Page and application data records
= = = = =
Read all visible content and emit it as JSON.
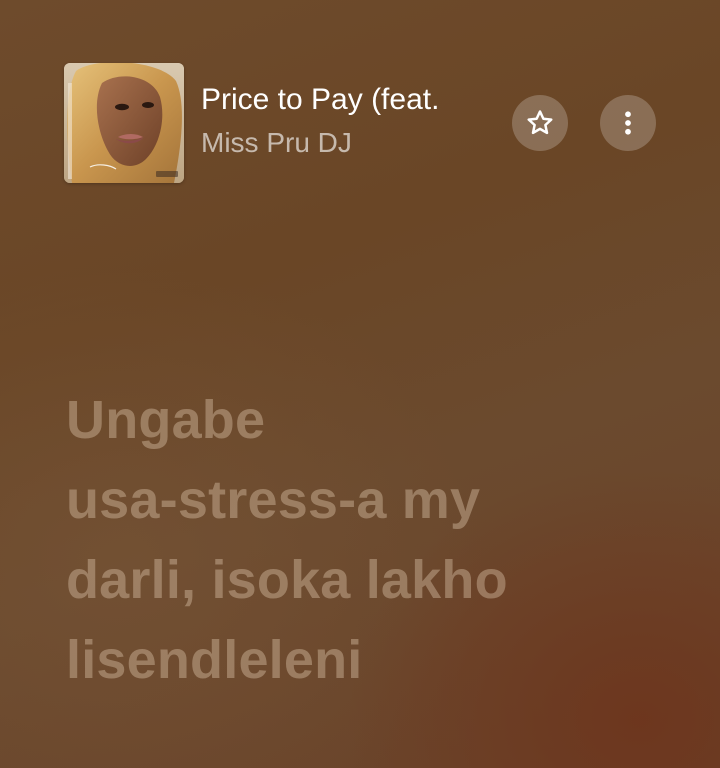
{
  "now_playing": {
    "title": "Price to Pay (feat.",
    "artist": "Miss Pru DJ",
    "artwork_icon": "album-artwork",
    "star_icon": "star-icon",
    "more_icon": "more-vertical-icon"
  },
  "lyrics": {
    "lines": [
      "Ungabe",
      "usa-stress-a my",
      "darli, isoka lakho",
      "lisendleleni"
    ]
  },
  "colors": {
    "background": "#6b4a2e",
    "title": "#ffffff",
    "artist": "#d2c2b2",
    "lyric": "#a88c72",
    "button": "#8e7560"
  }
}
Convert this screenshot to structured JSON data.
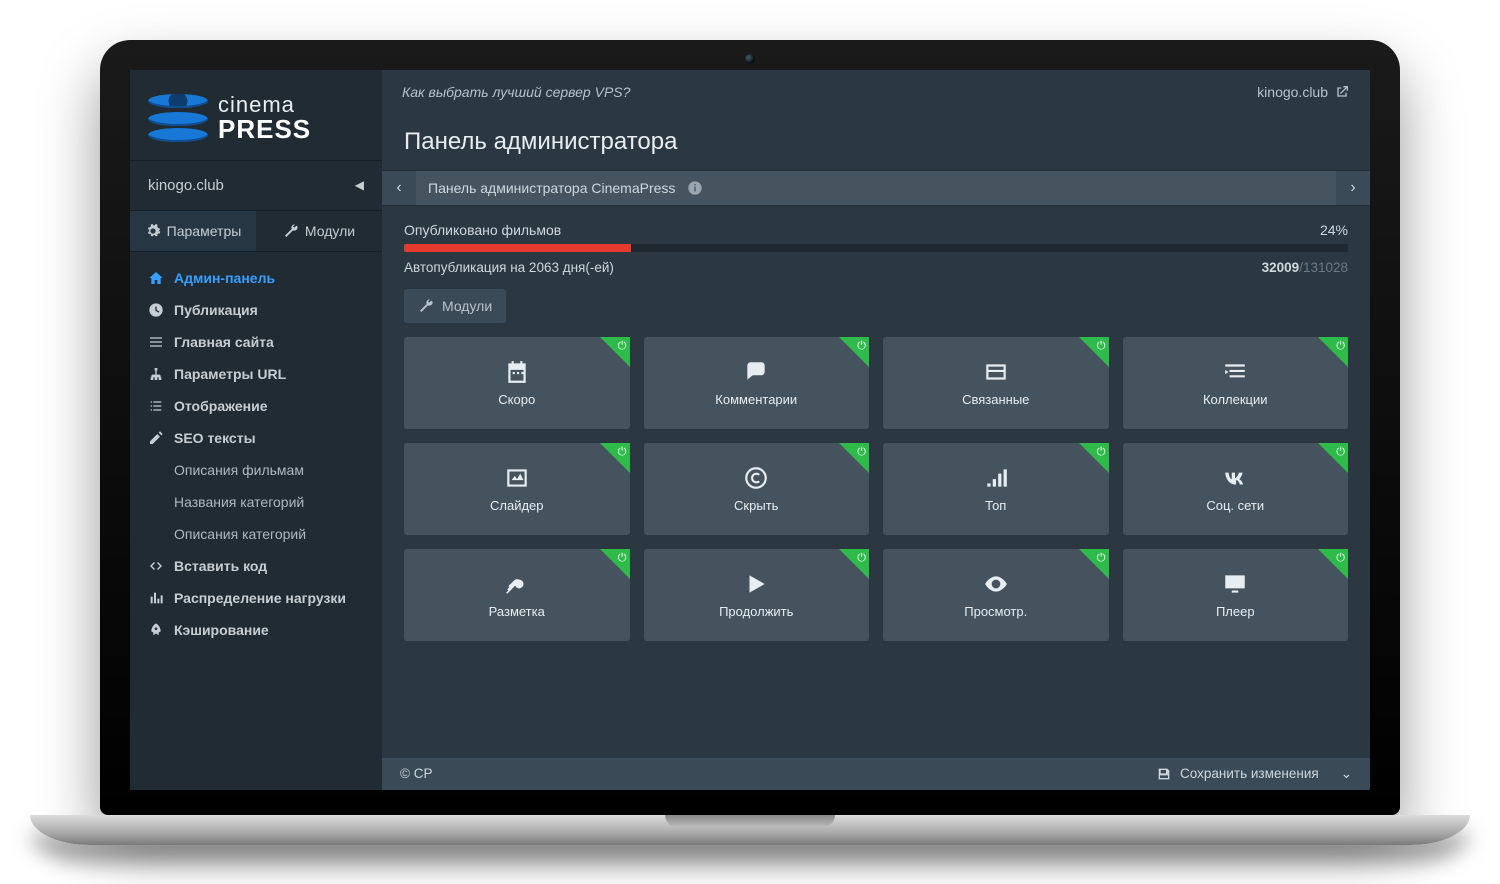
{
  "logo": {
    "line1": "cinema",
    "line2": "PRESS"
  },
  "topbar": {
    "hint": "Как выбрать лучший сервер VPS?",
    "domain": "kinogo.club"
  },
  "sidebar": {
    "site": "kinogo.club",
    "tabs": {
      "params": "Параметры",
      "modules": "Модули"
    },
    "nav": [
      {
        "label": "Админ-панель"
      },
      {
        "label": "Публикация"
      },
      {
        "label": "Главная сайта"
      },
      {
        "label": "Параметры URL"
      },
      {
        "label": "Отображение"
      },
      {
        "label": "SEO тексты"
      },
      {
        "label": "Описания фильмам"
      },
      {
        "label": "Названия категорий"
      },
      {
        "label": "Описания категорий"
      },
      {
        "label": "Вставить код"
      },
      {
        "label": "Распределение нагрузки"
      },
      {
        "label": "Кэширование"
      }
    ]
  },
  "page_title": "Панель администратора",
  "breadcrumb": "Панель администратора CinemaPress",
  "stats": {
    "label": "Опубликовано фильмов",
    "percent": "24%",
    "autoline": "Автопубликация на 2063 дня(-ей)",
    "count": "32009",
    "total": "/131028"
  },
  "modules_button": "Модули",
  "modules": [
    {
      "label": "Скоро"
    },
    {
      "label": "Комментарии"
    },
    {
      "label": "Связанные"
    },
    {
      "label": "Коллекции"
    },
    {
      "label": "Слайдер"
    },
    {
      "label": "Скрыть"
    },
    {
      "label": "Топ"
    },
    {
      "label": "Соц. сети"
    },
    {
      "label": "Разметка"
    },
    {
      "label": "Продолжить"
    },
    {
      "label": "Просмотр."
    },
    {
      "label": "Плеер"
    }
  ],
  "footer": {
    "copyright": "© CP",
    "save": "Сохранить изменения"
  }
}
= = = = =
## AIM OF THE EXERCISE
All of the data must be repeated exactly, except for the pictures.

## RESULT OF THE EXERCISE
Read all visible content and emit it as JSON.
{
  "now_playing": {
    "title": "Price to Pay (feat.",
    "artist": "Miss Pru DJ",
    "artwork_icon": "album-artwork",
    "star_icon": "star-icon",
    "more_icon": "more-vertical-icon"
  },
  "lyrics": {
    "lines": [
      "Ungabe",
      "usa-stress-a my",
      "darli, isoka lakho",
      "lisendleleni"
    ]
  },
  "colors": {
    "background": "#6b4a2e",
    "title": "#ffffff",
    "artist": "#d2c2b2",
    "lyric": "#a88c72",
    "button": "#8e7560"
  }
}
Convert this screenshot to structured JSON data.
{
  "logo": {
    "line1": "cinema",
    "line2": "PRESS"
  },
  "topbar": {
    "hint": "Как выбрать лучший сервер VPS?",
    "domain": "kinogo.club"
  },
  "sidebar": {
    "site": "kinogo.club",
    "tabs": {
      "params": "Параметры",
      "modules": "Модули"
    },
    "nav": [
      {
        "label": "Админ-панель"
      },
      {
        "label": "Публикация"
      },
      {
        "label": "Главная сайта"
      },
      {
        "label": "Параметры URL"
      },
      {
        "label": "Отображение"
      },
      {
        "label": "SEO тексты"
      },
      {
        "label": "Описания фильмам"
      },
      {
        "label": "Названия категорий"
      },
      {
        "label": "Описания категорий"
      },
      {
        "label": "Вставить код"
      },
      {
        "label": "Распределение нагрузки"
      },
      {
        "label": "Кэширование"
      }
    ]
  },
  "page_title": "Панель администратора",
  "breadcrumb": "Панель администратора CinemaPress",
  "stats": {
    "label": "Опубликовано фильмов",
    "percent": "24%",
    "autoline": "Автопубликация на 2063 дня(-ей)",
    "count": "32009",
    "total": "/131028"
  },
  "modules_button": "Модули",
  "modules": [
    {
      "label": "Скоро"
    },
    {
      "label": "Комментарии"
    },
    {
      "label": "Связанные"
    },
    {
      "label": "Коллекции"
    },
    {
      "label": "Слайдер"
    },
    {
      "label": "Скрыть"
    },
    {
      "label": "Топ"
    },
    {
      "label": "Соц. сети"
    },
    {
      "label": "Разметка"
    },
    {
      "label": "Продолжить"
    },
    {
      "label": "Просмотр."
    },
    {
      "label": "Плеер"
    }
  ],
  "footer": {
    "copyright": "© CP",
    "save": "Сохранить изменения"
  }
}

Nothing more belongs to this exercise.